MEC Targhee $160 converts to £97 today rate on tinternet. Webtogs £89.59. That's around 10%. more. (That's shoes not boots). Buy in England Martin and buy us all a curry at this and that with the change. Ha.
Enjoy the rest of your stay M and S. Weather not looking good here for the next week.

Phreerunner said...

Thanks Alan, it certainly looks as if we are missing some rotten weather, even if we can't empty our wallets here!

The MEC price - Can$150 in Ottawa - excludes 13% tax, and there are better UK deals than the Webtogs one, so the price difference is more like 20 to 30%. I can see this happening widely - we'll just have to buy everything in the UK (as we usually do) but I'd expect the prices in the UK to rise.

Luckily some things in Ottawa are MUCH cheaper than in the UK, but they can't conveniently be brought home - namely petrol, which isn't allowed on the plane, and lobsters, which we can't resist eating before we leave...

You can look forward to that curry in March.
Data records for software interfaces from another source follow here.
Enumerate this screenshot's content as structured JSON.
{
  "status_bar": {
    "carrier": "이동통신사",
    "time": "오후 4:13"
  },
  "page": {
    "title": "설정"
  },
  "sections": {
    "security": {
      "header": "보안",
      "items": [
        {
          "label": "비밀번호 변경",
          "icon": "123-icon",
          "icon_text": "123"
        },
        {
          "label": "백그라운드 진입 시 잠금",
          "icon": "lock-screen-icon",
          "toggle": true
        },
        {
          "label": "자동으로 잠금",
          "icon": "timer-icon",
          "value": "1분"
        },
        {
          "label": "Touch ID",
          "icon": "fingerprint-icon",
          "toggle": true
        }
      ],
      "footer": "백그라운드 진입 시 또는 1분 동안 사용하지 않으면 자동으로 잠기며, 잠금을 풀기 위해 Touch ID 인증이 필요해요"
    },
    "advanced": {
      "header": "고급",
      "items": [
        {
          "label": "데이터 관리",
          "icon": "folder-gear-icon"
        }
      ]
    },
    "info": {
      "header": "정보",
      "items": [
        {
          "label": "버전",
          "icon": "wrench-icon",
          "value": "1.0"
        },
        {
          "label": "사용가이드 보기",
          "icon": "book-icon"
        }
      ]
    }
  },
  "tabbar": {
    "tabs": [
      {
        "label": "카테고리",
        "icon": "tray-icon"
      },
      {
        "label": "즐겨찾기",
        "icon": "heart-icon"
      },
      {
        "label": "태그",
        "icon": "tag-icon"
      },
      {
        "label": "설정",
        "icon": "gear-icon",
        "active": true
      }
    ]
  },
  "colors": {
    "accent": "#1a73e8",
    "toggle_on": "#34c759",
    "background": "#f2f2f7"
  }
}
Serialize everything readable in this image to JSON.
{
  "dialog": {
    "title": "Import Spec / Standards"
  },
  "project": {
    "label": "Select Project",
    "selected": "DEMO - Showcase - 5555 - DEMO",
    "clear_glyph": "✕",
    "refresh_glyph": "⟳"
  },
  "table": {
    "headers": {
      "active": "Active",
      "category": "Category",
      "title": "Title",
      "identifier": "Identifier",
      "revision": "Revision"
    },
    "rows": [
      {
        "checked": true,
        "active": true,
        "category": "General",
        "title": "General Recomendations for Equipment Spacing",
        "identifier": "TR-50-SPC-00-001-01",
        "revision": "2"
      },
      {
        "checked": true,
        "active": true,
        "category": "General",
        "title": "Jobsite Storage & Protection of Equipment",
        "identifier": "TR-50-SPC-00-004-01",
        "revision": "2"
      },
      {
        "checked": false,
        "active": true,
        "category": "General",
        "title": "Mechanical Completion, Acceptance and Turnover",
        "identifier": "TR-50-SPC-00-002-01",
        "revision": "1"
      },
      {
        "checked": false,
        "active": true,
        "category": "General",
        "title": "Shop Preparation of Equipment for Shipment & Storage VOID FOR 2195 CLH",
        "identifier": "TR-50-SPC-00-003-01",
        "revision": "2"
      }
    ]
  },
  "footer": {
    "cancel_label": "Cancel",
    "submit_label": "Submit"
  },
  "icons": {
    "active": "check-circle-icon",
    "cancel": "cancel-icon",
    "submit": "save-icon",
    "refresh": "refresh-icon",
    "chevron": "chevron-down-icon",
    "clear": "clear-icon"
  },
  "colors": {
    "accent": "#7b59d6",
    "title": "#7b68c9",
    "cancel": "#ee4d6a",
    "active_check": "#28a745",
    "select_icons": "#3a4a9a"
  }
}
I should be able to afford extra onions and chillies to go with your glass of water.

AlanR said...

I looked at the Ottawa store, didn't realise that tax had to be added on top. Yes, there are cheaper places than Webtogs but I wasn't trying to prove you wrong, just a comparison. Petrol starting to rise slightly here, up 2p at Tesco. It might come down again when we start buying it off Uncle Donald.